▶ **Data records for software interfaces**

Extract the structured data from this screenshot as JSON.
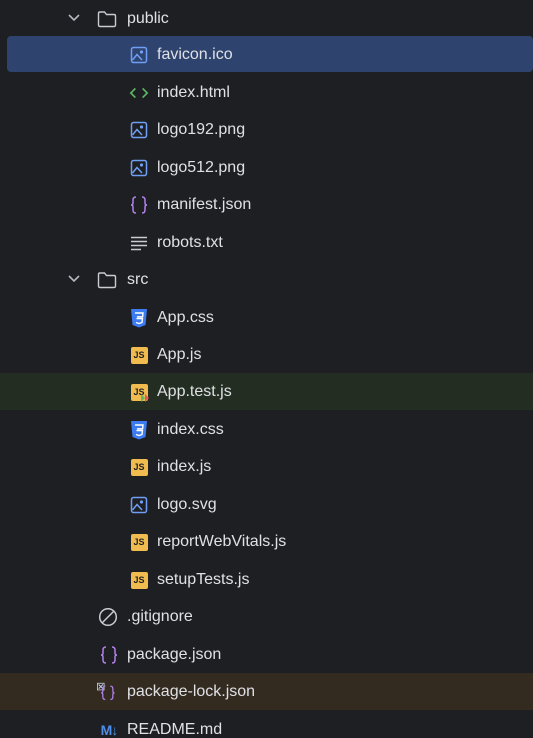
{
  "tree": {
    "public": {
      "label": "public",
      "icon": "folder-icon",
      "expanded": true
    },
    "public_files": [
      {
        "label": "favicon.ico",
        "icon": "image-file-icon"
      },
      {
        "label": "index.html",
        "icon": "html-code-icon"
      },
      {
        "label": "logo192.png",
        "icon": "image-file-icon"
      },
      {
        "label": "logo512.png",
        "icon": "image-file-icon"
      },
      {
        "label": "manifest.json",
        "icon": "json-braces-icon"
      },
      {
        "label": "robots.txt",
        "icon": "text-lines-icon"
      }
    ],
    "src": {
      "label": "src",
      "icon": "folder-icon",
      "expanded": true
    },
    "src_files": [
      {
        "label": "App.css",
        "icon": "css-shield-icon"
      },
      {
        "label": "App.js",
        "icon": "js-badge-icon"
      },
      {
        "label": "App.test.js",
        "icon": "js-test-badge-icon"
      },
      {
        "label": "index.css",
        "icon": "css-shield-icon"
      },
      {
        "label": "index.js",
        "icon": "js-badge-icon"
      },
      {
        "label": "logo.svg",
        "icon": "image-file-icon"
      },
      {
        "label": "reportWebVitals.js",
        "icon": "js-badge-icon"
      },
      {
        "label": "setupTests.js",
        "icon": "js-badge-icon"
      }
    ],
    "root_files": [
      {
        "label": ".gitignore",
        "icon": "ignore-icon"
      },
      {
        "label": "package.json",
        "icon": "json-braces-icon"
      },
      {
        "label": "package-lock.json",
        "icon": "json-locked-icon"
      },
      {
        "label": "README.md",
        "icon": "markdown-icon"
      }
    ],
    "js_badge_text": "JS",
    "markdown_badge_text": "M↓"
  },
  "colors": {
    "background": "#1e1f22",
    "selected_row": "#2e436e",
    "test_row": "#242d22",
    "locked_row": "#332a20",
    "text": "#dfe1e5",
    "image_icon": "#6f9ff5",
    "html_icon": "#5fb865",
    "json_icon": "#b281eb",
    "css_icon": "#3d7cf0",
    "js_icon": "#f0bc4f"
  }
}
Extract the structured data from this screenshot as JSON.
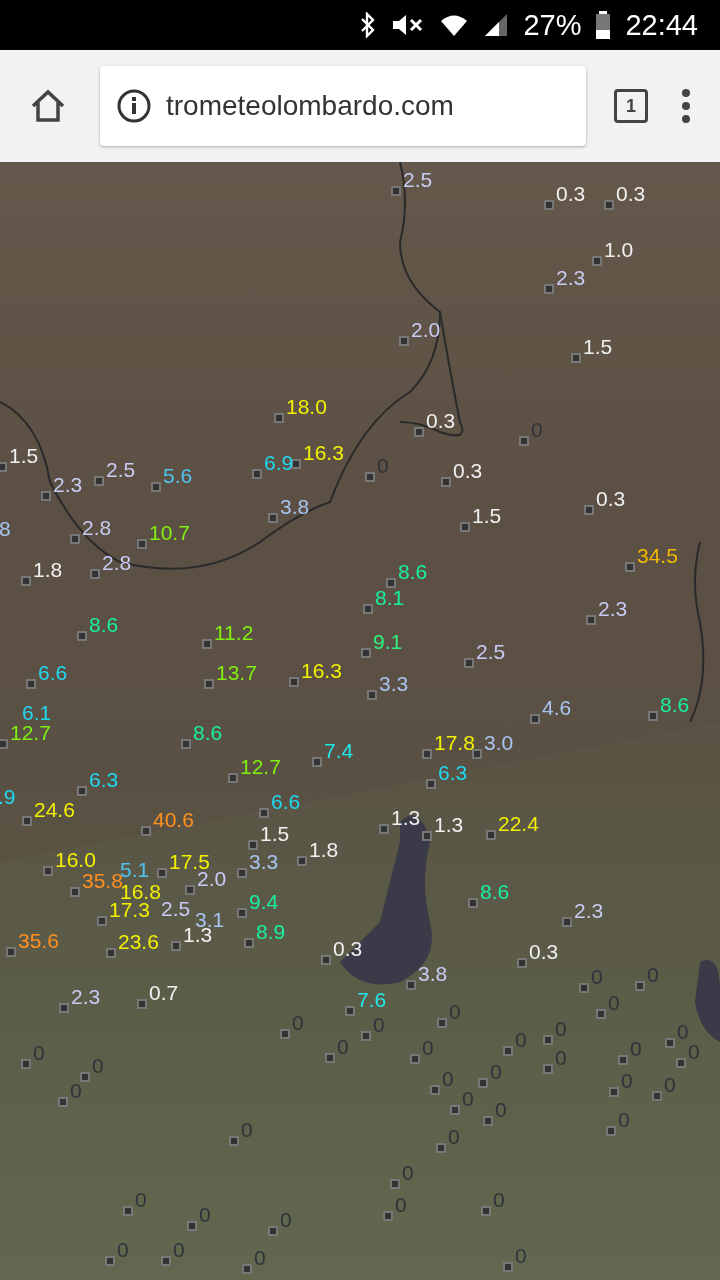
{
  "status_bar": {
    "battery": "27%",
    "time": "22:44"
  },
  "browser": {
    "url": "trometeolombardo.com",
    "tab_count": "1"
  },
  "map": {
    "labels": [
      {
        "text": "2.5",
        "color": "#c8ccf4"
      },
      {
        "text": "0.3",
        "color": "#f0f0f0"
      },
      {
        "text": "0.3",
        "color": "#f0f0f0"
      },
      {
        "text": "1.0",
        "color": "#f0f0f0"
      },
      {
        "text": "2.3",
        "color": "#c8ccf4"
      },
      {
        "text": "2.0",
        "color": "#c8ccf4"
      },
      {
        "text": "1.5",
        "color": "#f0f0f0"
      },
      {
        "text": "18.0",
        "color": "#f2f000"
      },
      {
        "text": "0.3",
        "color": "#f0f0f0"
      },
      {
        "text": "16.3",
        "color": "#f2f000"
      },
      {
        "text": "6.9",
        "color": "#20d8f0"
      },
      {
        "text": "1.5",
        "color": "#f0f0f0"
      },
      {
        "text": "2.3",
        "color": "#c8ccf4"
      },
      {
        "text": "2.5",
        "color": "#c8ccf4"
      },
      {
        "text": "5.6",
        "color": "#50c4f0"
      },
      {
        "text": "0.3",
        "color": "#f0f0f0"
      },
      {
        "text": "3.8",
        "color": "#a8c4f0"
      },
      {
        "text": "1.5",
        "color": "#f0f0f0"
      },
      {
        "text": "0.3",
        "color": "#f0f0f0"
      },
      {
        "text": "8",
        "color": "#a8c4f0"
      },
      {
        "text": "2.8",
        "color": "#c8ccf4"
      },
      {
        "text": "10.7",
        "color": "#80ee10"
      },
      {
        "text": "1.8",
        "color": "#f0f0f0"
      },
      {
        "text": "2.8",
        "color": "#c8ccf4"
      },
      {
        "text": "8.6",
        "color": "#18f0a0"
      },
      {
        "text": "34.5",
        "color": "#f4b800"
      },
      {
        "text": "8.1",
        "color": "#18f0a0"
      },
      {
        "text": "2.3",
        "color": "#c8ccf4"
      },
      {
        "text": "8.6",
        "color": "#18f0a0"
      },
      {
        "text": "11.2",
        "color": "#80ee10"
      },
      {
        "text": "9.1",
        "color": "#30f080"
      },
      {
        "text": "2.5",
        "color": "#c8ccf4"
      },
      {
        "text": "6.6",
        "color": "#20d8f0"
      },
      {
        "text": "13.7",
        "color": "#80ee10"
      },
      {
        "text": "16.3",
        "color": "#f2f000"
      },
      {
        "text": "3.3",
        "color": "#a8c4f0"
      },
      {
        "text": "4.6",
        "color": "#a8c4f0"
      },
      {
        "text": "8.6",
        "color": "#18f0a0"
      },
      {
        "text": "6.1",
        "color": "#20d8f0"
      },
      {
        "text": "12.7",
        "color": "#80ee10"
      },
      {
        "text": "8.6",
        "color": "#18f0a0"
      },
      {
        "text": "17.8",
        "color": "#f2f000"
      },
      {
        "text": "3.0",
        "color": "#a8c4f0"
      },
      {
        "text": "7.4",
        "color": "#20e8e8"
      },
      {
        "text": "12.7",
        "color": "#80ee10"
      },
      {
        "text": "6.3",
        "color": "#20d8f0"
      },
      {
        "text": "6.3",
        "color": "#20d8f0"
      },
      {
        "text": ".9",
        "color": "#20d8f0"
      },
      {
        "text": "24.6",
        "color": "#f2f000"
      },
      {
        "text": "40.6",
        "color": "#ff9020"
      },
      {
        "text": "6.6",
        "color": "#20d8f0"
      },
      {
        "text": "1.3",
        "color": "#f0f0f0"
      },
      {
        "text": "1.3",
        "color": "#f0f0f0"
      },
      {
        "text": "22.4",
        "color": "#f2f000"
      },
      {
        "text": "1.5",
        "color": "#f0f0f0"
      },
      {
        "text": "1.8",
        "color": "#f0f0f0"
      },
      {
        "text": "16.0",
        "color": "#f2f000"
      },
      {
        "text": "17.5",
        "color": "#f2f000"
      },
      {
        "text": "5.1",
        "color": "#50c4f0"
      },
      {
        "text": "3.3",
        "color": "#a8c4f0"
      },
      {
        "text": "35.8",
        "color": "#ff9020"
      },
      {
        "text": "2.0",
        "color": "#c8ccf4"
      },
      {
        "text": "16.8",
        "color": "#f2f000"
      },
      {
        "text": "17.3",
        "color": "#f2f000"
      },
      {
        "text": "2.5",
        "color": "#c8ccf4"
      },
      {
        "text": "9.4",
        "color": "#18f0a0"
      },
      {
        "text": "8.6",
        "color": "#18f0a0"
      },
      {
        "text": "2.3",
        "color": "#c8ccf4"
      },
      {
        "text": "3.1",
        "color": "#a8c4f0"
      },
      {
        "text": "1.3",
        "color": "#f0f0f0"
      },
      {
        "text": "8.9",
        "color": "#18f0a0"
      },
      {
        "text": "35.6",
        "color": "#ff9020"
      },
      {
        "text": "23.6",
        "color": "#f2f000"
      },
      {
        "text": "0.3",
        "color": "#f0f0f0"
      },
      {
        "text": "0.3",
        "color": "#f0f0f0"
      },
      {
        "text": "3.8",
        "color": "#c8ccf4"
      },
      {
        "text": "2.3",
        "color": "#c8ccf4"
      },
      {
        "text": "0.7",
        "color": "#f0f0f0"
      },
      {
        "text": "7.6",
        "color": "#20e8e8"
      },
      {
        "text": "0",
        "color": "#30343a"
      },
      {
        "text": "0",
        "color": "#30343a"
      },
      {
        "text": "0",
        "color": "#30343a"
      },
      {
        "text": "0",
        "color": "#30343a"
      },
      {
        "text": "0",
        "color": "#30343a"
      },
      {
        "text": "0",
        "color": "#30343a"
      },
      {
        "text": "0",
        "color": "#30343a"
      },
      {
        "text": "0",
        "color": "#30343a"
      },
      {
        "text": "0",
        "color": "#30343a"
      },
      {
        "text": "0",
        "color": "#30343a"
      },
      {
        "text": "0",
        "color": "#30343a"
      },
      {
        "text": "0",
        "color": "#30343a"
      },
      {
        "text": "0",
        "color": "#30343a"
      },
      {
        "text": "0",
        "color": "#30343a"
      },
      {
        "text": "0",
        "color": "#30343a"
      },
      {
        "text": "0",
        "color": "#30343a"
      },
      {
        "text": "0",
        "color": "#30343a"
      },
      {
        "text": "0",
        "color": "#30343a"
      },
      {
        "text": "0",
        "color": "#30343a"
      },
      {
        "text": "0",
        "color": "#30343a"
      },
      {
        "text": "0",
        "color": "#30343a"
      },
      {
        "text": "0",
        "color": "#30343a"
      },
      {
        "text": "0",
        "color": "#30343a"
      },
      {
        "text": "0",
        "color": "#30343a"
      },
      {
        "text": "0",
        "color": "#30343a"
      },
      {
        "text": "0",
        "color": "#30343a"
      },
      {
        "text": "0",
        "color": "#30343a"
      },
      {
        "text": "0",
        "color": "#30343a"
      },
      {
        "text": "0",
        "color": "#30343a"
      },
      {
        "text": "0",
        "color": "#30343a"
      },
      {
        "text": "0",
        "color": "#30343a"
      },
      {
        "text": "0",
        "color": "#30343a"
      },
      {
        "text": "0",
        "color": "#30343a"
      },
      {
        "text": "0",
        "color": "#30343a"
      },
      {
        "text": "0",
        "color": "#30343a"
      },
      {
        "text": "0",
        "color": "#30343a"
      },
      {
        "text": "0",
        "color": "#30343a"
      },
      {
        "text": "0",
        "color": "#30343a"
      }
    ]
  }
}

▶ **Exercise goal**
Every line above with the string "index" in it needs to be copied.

▶ **Task output**
        "label": "index.html",
        "label": "index.css",
        "label": "index.js",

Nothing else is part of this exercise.